[Extracted material Boundary: Start]
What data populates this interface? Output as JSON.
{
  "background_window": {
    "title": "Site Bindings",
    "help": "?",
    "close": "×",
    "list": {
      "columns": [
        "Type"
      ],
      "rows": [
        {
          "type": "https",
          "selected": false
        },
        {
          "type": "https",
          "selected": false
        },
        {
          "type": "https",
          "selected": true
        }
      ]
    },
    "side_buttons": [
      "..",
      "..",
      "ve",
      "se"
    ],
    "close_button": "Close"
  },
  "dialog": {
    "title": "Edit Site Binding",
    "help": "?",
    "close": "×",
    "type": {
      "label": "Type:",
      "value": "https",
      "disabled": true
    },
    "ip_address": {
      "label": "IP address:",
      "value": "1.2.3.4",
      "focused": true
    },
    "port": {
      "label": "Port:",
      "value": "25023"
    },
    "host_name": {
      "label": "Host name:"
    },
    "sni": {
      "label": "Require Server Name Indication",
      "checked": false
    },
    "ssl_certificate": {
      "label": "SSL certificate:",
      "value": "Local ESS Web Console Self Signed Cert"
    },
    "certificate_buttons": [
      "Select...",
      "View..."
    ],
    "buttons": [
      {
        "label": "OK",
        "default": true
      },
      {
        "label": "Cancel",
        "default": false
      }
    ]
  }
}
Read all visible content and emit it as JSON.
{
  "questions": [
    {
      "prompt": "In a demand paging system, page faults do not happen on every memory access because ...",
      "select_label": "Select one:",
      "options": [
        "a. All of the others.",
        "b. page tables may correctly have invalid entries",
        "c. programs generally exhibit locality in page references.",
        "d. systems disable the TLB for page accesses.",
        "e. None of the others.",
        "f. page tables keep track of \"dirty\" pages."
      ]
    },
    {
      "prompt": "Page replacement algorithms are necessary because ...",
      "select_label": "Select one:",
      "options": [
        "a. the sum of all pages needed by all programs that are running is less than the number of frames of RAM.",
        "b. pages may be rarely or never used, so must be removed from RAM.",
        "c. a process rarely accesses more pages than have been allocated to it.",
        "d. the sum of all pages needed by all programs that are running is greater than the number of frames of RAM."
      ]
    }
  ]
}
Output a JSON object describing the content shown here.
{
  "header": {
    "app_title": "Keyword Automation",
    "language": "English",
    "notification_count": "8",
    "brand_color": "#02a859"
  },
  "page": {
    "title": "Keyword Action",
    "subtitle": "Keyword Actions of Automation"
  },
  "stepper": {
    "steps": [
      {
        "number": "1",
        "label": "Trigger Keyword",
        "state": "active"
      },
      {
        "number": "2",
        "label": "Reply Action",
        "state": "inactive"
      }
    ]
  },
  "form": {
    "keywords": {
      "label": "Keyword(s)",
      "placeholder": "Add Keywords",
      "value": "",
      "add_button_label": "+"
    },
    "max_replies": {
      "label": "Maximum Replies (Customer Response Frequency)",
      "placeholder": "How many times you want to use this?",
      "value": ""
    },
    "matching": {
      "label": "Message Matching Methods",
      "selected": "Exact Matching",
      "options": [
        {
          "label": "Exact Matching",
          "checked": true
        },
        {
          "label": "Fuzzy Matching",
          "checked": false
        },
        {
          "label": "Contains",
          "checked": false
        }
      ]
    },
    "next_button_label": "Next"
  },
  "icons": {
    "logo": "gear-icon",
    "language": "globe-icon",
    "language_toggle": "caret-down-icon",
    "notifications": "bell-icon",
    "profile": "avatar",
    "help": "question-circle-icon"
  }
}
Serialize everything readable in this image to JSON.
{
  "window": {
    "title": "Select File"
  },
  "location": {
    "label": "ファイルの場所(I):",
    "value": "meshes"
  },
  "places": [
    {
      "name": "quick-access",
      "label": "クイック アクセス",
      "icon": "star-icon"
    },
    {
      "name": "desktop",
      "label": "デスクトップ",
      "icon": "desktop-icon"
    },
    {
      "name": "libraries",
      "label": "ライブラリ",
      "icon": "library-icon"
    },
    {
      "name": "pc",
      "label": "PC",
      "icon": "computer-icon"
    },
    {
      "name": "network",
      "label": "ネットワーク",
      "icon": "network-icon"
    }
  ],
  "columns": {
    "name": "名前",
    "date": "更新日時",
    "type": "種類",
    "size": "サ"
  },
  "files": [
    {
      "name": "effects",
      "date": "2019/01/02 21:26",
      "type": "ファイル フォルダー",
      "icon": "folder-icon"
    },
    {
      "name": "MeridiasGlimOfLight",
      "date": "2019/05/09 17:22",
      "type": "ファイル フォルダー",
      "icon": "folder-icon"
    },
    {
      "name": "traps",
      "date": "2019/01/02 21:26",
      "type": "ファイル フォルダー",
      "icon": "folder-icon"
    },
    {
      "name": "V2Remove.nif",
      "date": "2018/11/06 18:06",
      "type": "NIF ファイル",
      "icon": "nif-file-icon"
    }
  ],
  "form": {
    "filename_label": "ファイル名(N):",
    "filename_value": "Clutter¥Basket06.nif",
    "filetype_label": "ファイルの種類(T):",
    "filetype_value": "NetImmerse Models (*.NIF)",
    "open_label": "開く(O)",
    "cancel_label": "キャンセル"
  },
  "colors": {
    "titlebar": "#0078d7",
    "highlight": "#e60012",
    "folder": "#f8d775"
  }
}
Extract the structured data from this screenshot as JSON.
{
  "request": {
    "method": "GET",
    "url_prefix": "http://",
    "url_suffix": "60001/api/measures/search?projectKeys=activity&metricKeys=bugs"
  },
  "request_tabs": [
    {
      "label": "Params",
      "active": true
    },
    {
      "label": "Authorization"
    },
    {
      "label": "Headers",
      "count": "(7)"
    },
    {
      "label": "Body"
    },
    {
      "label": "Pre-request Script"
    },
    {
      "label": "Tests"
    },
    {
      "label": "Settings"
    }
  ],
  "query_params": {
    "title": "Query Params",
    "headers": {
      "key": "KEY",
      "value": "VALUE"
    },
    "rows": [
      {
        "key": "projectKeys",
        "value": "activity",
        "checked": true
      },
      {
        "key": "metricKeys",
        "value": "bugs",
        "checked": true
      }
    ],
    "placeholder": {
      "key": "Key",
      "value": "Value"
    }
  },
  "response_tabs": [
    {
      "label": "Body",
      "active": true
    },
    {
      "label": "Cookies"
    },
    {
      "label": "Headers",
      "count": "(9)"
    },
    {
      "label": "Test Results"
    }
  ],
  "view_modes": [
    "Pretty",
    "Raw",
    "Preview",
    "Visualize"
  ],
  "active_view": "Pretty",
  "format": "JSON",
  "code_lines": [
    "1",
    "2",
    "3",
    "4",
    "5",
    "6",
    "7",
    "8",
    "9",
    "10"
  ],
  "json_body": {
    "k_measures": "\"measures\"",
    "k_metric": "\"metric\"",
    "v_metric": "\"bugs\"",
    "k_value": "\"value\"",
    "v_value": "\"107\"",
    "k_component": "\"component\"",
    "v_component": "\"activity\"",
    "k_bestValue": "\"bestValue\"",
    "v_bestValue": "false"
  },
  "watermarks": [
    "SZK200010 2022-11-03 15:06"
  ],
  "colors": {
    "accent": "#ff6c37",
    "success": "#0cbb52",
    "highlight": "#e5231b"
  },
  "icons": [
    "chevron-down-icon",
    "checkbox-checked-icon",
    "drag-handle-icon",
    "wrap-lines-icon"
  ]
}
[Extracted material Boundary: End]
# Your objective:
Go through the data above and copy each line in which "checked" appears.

# Solution for this problem:
      "checked": false
          "checked": true
          "checked": false
          "checked": false
        "checked": true
        "checked": true
    "checkbox-checked-icon",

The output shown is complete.